When I say that I mean the Movement not the activity. In the last few weeks my DH and I have been lucky enough to visit two beautiful houses built or, in the case of our first port of call, re-modelled, in the style that has become known as Arts and Crafts.
The first property we visited on a chilly April day was Wightwick Manor (pronounced Wittik) 3 miles from the centre of Wolverhampton in the West Midlands of the UK. This property is owned by the National Trust and sadly, because of the many important paintings housed at the Manor and for other copyright reasons, no photography is allowed inside. A very extensive history of the house can be read here. It was amazing to be able to see close-to work of such Pre- Raphaelite artist as Rosetti and Burne-Jones.
We did manage to take a few photographs of the exterior of the building:
Walking up from the car park you are greeted with this beautiful stone wall and a view of the black and white buiilding.
The building itself is beautifully elegant and no detail has been missed in its external decoration. The bay window above looks out over a yew tree walk which sadly had been cut right back before our visit so will take some time to recover its former glory.
I would imagine these tiles above are terracotta. Click on them to see the detail.
This beautiful carved wood is on the main entrance porch. Don't you just love the bat above and the sweet little owl?
All visits to Wightwick Manor operate on a timed escorted/guided basis and our visit was enriched by the history and anecdotes relayed to us by the very knowledegable guide. It was fascinating to see beautiful William Morris wall coverings as they were originally intended, with the soft furnishings matching. I'm pleased to say I've found a National Trust source of photos and information about Wightwick Manor here.
Photographs of this beautiful house can only go so far to convey its elegance and beauty, you really need to visit for yourself if you possible can. Andrew Lloyd Webber visited Wightwick for an ITV television documentary and was moved to tears by its beauty and atmosphere. He was particularly taken by the painting by Edward Burne-Jones 'Love Among the Ruins' which can be seen in the Great Parlour. He said of his visit “It’s alive, this place is not some museum at all, it’s about a whole family’s passion for Victorian art – art collected in the thirties and forties when art of this kind which was just valueless.”
Not that you can see much but this above is a view of the stained glass in the entrance hall, taken from outside. I do find the structure of stained glass windows interesting. These particular windows were much more traditional in design than the rest of the house.
On a more intimate level these excerpts from the wages records of the domestic staff give an interesting insght into the economy of the time. The tour included a visit to the kitchens and the Servants Hall which were very much more basic but seemed nonetheless comfortable.
I was tempted into a little shopping, as you do, and had to buy the postcard of the porcelain fish plaque which had beautiful stylised fishes and wonderful movement lines in the background.

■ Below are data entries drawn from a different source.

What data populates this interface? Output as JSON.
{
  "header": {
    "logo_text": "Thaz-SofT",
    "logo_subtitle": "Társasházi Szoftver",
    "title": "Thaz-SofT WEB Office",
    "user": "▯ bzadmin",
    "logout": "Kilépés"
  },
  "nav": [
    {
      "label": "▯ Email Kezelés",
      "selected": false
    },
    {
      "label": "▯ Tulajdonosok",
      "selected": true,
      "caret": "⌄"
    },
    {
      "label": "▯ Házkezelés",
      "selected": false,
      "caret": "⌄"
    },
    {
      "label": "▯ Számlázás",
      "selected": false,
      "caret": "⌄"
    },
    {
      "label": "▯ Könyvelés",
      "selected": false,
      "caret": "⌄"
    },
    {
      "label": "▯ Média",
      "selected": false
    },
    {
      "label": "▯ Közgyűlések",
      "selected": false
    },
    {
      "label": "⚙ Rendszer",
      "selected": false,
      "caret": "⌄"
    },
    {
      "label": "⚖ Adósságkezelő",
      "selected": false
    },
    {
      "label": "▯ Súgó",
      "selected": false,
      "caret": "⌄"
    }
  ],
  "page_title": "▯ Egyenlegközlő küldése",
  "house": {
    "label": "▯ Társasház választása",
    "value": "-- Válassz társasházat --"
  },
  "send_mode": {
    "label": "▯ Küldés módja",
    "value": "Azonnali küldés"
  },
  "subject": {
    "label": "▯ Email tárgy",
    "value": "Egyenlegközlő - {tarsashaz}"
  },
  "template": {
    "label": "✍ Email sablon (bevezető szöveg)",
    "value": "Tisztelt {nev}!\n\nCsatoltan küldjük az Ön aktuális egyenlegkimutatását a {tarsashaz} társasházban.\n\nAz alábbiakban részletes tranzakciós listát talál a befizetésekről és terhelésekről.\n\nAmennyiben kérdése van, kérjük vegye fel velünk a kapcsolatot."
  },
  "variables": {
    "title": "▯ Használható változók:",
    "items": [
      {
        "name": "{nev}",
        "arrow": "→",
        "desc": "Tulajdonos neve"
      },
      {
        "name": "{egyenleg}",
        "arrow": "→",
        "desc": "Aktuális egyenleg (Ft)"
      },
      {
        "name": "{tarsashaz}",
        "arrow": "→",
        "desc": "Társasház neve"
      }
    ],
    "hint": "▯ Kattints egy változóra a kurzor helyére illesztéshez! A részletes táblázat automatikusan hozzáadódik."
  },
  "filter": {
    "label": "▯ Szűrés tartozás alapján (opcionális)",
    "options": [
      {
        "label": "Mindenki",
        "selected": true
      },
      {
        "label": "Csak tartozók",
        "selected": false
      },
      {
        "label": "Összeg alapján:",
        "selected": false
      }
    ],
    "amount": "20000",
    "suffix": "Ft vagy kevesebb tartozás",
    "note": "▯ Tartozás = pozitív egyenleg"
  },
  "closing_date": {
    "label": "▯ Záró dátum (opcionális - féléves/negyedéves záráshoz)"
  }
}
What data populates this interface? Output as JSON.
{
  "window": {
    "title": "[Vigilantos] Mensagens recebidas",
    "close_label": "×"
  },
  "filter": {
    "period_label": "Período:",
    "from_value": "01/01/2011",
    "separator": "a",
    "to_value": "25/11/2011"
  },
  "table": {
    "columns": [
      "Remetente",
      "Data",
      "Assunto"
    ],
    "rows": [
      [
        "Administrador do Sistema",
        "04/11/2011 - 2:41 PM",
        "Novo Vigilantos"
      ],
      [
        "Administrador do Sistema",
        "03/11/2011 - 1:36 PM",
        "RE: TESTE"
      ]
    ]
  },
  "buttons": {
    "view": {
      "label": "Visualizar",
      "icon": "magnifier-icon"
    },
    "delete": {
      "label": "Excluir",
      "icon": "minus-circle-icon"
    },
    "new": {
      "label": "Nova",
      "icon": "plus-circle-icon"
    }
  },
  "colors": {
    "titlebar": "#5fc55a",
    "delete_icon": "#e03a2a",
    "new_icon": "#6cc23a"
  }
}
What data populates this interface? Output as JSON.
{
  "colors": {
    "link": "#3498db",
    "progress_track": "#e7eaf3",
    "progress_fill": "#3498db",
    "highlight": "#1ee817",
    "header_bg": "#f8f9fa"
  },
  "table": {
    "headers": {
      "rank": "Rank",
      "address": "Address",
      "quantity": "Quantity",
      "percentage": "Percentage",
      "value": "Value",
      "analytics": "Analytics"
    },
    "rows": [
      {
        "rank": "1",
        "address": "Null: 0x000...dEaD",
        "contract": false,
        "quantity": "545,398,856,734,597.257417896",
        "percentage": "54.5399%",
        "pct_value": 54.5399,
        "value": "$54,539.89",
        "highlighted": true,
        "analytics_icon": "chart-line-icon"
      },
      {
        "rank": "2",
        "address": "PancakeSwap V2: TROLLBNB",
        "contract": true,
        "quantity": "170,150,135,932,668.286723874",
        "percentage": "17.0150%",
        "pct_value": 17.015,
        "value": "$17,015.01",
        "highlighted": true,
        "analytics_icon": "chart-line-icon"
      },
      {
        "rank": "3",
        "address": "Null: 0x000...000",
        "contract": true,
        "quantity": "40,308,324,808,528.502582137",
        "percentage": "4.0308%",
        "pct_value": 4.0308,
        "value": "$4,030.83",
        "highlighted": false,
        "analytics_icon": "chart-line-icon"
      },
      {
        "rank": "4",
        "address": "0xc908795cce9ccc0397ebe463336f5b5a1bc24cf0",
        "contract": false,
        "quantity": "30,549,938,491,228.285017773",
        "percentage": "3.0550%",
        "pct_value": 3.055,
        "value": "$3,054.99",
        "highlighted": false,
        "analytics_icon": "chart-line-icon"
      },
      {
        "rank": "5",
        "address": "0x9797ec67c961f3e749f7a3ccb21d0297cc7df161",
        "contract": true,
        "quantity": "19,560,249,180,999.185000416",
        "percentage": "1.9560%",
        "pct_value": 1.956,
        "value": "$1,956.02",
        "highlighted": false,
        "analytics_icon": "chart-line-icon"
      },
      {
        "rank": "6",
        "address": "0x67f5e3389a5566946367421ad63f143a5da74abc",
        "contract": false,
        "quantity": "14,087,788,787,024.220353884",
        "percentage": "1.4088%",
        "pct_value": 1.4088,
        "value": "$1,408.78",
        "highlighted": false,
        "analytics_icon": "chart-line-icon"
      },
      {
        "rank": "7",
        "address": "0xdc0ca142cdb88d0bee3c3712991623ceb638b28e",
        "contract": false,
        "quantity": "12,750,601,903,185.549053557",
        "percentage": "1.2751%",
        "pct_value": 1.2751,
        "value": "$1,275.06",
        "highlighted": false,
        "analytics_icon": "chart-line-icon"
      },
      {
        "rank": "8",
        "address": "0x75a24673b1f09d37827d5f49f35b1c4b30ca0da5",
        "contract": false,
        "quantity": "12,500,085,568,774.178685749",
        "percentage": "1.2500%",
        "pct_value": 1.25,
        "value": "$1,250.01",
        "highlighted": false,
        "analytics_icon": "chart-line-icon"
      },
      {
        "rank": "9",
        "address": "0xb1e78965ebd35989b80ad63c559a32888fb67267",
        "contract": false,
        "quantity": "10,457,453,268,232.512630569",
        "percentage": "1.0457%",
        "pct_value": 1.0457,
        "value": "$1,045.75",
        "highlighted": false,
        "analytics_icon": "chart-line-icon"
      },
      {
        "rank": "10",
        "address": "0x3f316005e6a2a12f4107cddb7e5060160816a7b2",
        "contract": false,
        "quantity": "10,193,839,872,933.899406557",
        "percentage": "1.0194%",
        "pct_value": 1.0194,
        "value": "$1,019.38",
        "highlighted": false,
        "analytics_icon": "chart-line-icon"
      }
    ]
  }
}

While we were in Lancashire we visited Blackwell Hall which was a much more informal visit and I'll write about that in my next post as I really do need to get to bed as we are out again tomorrow! We are going to Lavenham and Long Melford in Suffolk, two places that I have been wanting to visit for along time. Hopefully there will be more photos to show for that visit.